(DATA EXTRACTS begins)

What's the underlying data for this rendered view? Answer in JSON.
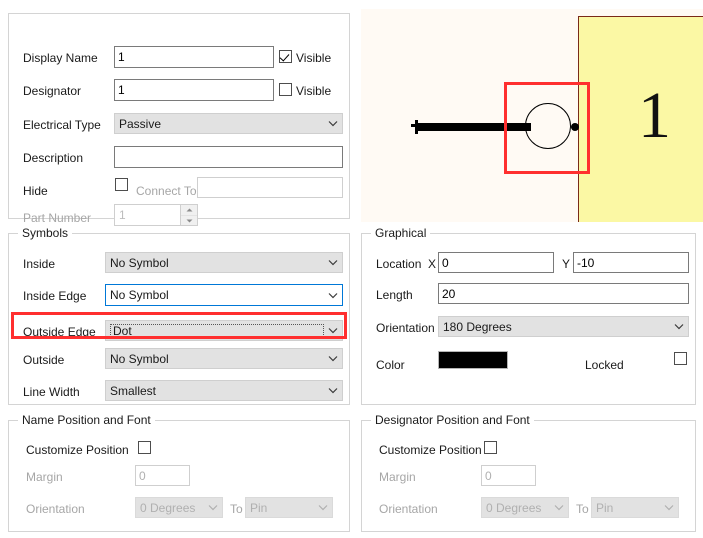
{
  "pin_properties": {
    "fields": {
      "display_name": {
        "label": "Display Name",
        "value": "1",
        "visible_label": "Visible",
        "visible_checked": true
      },
      "designator": {
        "label": "Designator",
        "value": "1",
        "visible_label": "Visible",
        "visible_checked": false
      },
      "electrical_type": {
        "label": "Electrical Type",
        "value": "Passive"
      },
      "description": {
        "label": "Description",
        "value": ""
      },
      "hide": {
        "label": "Hide",
        "checked": false,
        "connect_to_label": "Connect To",
        "connect_to_value": ""
      },
      "part_number": {
        "label": "Part Number",
        "value": "1"
      }
    }
  },
  "symbols": {
    "title": "Symbols",
    "rows": [
      {
        "label": "Inside",
        "value": "No Symbol",
        "state": "normal"
      },
      {
        "label": "Inside Edge",
        "value": "No Symbol",
        "state": "focus-blue"
      },
      {
        "label": "Outside Edge",
        "value": "Dot",
        "state": "selected-dotted"
      },
      {
        "label": "Outside",
        "value": "No Symbol",
        "state": "normal"
      },
      {
        "label": "Line Width",
        "value": "Smallest",
        "state": "normal"
      }
    ],
    "highlight_color": "#ff2f2f"
  },
  "graphical": {
    "title": "Graphical",
    "location_label": "Location",
    "x_label": "X",
    "x_value": "0",
    "y_label": "Y",
    "y_value": "-10",
    "length_label": "Length",
    "length_value": "20",
    "orientation_label": "Orientation",
    "orientation_value": "180 Degrees",
    "color_label": "Color",
    "color_value": "#000000",
    "locked_label": "Locked",
    "locked_checked": false
  },
  "name_position": {
    "title": "Name Position and Font",
    "customize_label": "Customize Position",
    "customize_checked": false,
    "margin_label": "Margin",
    "margin_value": "0",
    "orientation_label": "Orientation",
    "orientation_value": "0 Degrees",
    "to_label": "To",
    "to_value": "Pin"
  },
  "designator_position": {
    "title": "Designator Position and Font",
    "customize_label": "Customize Position",
    "customize_checked": false,
    "margin_label": "Margin",
    "margin_value": "0",
    "orientation_label": "Orientation",
    "orientation_value": "0 Degrees",
    "to_label": "To",
    "to_value": "Pin"
  },
  "preview": {
    "background_color": "#fffaf4",
    "body_fill_color": "#fbf8a4",
    "body_border_color": "#7a2a18",
    "pin_color": "#000000",
    "pin_number_text": "1",
    "selection_color": "#ff2f2f"
  }
}
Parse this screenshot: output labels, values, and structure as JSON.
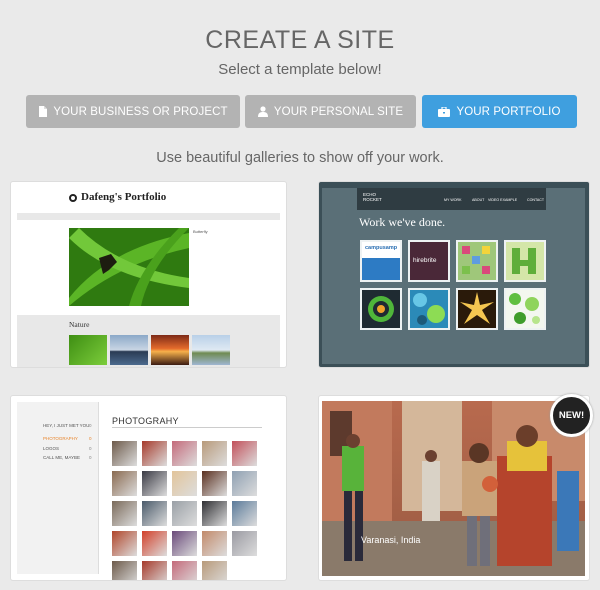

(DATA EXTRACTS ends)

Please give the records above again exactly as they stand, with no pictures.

SOLUTION TO THIS TASK →
What's the underlying data for this rendered view? Answer in JSON.
{
  "pin_properties": {
    "fields": {
      "display_name": {
        "label": "Display Name",
        "value": "1",
        "visible_label": "Visible",
        "visible_checked": true
      },
      "designator": {
        "label": "Designator",
        "value": "1",
        "visible_label": "Visible",
        "visible_checked": false
      },
      "electrical_type": {
        "label": "Electrical Type",
        "value": "Passive"
      },
      "description": {
        "label": "Description",
        "value": ""
      },
      "hide": {
        "label": "Hide",
        "checked": false,
        "connect_to_label": "Connect To",
        "connect_to_value": ""
      },
      "part_number": {
        "label": "Part Number",
        "value": "1"
      }
    }
  },
  "symbols": {
    "title": "Symbols",
    "rows": [
      {
        "label": "Inside",
        "value": "No Symbol",
        "state": "normal"
      },
      {
        "label": "Inside Edge",
        "value": "No Symbol",
        "state": "focus-blue"
      },
      {
        "label": "Outside Edge",
        "value": "Dot",
        "state": "selected-dotted"
      },
      {
        "label": "Outside",
        "value": "No Symbol",
        "state": "normal"
      },
      {
        "label": "Line Width",
        "value": "Smallest",
        "state": "normal"
      }
    ],
    "highlight_color": "#ff2f2f"
  },
  "graphical": {
    "title": "Graphical",
    "location_label": "Location",
    "x_label": "X",
    "x_value": "0",
    "y_label": "Y",
    "y_value": "-10",
    "length_label": "Length",
    "length_value": "20",
    "orientation_label": "Orientation",
    "orientation_value": "180 Degrees",
    "color_label": "Color",
    "color_value": "#000000",
    "locked_label": "Locked",
    "locked_checked": false
  },
  "name_position": {
    "title": "Name Position and Font",
    "customize_label": "Customize Position",
    "customize_checked": false,
    "margin_label": "Margin",
    "margin_value": "0",
    "orientation_label": "Orientation",
    "orientation_value": "0 Degrees",
    "to_label": "To",
    "to_value": "Pin"
  },
  "designator_position": {
    "title": "Designator Position and Font",
    "customize_label": "Customize Position",
    "customize_checked": false,
    "margin_label": "Margin",
    "margin_value": "0",
    "orientation_label": "Orientation",
    "orientation_value": "0 Degrees",
    "to_label": "To",
    "to_value": "Pin"
  },
  "preview": {
    "background_color": "#fffaf4",
    "body_fill_color": "#fbf8a4",
    "body_border_color": "#7a2a18",
    "pin_color": "#000000",
    "pin_number_text": "1",
    "selection_color": "#ff2f2f"
  }
}
Parse this screenshot: output labels, values, and structure as JSON.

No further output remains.